The theory for why the cost doesn’t change is that the gradients are zero, so the question is how to confirm that is the cause. Note that in two_layer_model, we actually have the 4 gradient values as local variables after the back prop steps. So you can insert the following statements as an example:

ndW1 = np.linalg.norm(dW1)
assert not np.isclose(ndW1, 0.0), f"Near zero gradient for W1 norm {ndW1} at iteration {i}"

That takes the 2-norm of the gradient for W1 and checks if it is close to 0 or not. If it is close to zero, the assert will throw an exception, which stops everything and prints the iteration number. Here’s what I get when I run the two layer training with LR = 1.0:

AssertionError: Near zero gradient for W1 norm 0.0 at iteration 56

So that confirms the theory that the problem is that the gradients are zero at least for W1. This just “peels the onion” by one layer and now we have to dig deeper to figure out why the LR value causes zero gradients.

Mind you, it’s not clear how much we will learn by digging deeper on this. At a higher level, the point is just that there is such a thing as too high a learning rate, so the straightforward thing we can say is that 1.0 is not a good choice of LR for this problem. It’s more productive just to try some other values on the spectrum and see if you can find another that performs better than the default 0.0075.

Oh, sorry, I thought you were making a joke by using 1 and “one” to mean two different things: We should spend our time investigating other LR values besides this one (meaning the current value) which happens to actually be 1.

I meant it as a joke.
I understand now the meaning of “numerical pun” (In fact, I’m not a native speaker, so sometimes I find difficulties in understanding some “spoken language”)

That’s great! So I correctly “caught” your joke. In English a “pun” is a type of play on words where you make a joke from the fact that the same word can mean different things in different contexts, so that’s the “technical” name in English for that type of joke.

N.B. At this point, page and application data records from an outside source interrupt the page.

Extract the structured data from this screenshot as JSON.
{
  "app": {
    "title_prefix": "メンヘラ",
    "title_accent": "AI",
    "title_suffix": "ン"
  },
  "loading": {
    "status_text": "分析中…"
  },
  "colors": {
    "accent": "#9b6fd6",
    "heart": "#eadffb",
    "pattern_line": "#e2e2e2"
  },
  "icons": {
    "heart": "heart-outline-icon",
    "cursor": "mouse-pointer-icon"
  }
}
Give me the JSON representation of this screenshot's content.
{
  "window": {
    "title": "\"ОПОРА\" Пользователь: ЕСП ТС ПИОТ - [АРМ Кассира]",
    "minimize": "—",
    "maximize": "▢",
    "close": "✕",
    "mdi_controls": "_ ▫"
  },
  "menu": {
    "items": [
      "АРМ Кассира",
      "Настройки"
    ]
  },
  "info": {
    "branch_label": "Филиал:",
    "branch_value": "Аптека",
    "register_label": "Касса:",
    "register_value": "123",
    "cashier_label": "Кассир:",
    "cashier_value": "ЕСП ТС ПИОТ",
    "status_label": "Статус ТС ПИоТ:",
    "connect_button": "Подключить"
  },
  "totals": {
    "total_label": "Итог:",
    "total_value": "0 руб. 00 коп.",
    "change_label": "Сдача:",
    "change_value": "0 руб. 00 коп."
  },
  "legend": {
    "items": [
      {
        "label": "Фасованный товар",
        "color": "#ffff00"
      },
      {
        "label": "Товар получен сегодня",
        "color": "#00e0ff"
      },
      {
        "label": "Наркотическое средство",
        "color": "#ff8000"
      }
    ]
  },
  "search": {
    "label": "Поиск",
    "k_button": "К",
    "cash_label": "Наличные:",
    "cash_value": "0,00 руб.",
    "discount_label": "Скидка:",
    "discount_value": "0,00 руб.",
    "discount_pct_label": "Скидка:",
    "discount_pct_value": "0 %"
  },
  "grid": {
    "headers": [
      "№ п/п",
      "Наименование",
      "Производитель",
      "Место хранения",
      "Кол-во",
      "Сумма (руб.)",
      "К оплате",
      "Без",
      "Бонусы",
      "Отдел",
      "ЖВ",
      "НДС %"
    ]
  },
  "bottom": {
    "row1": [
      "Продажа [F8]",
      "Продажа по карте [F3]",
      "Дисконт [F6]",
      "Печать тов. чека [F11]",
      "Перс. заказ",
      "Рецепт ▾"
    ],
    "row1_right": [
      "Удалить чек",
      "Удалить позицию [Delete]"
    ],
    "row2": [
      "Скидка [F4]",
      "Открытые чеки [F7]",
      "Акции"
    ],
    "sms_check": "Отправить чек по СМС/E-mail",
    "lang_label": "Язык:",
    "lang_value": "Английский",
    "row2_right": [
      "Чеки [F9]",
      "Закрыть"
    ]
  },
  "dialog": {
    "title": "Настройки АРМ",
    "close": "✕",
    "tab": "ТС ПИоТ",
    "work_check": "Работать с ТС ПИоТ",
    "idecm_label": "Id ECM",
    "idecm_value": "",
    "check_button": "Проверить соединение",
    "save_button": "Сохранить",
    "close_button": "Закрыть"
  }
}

Aha! Great! I even know now the translation of the word “pun” in my language!
Fruitful conversation both scientifically and linguistically! I shall buy you another coffee .